If you want to use shfsmount as mortal user, you will have to chmod +s /usr/bin/shfsmount and chmod + /usr/bin/shfsumount. However it is much more comfortable to put your mount options into /etc/fstab - this is what mine looks like:

remoteuser@Server:/data   /mnt/data   shfs    rw,noauto,uid=localuser,persistent   0       0
remoteuser@Server:/crap   /mnt/crap   shfs    rw,noauto,uid=localuser,persistent   0       0
remoteuser@Server:/backup /mnt/backup shfs    rw,noauto,uid=localuser,persistent   0       0
remoteuser@Server:/home   /mnt/home   shfs    rw,noauto,uid=localuser,persistent   0       0

Soon you will get tired typing passwords and once you do, you might consider Using SSH Keys.

Btw, if you are a paranoid bastard, like I am, and do not run ssh on port 22 on your server, you will need to complete your option list with port=<portnumber>.

/etc/fstab

To add an entry for an shfs volume in your fstab, add a line of the format:

userid@remoteMachine:/remoteDirectory /home/userid/remoteDirectory shfs rw,user,noauto 0 0

(Came from Ubuntu Forums).

See Also
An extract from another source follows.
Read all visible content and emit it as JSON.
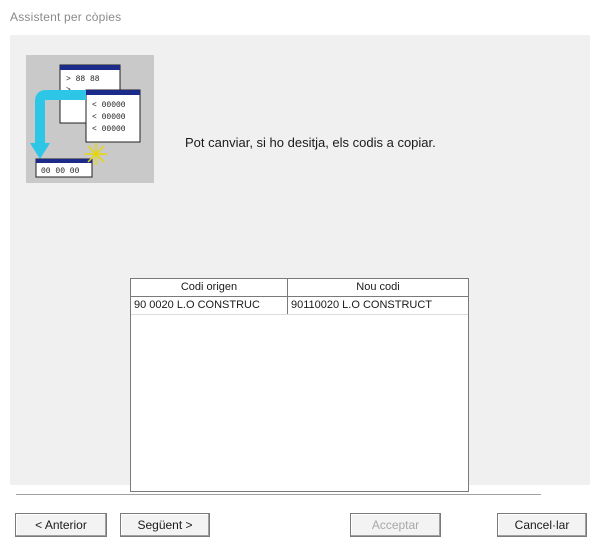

  • SSHFS - A more up-to-date, FUSE-based implementation of an SSH-based filesystem.

External Links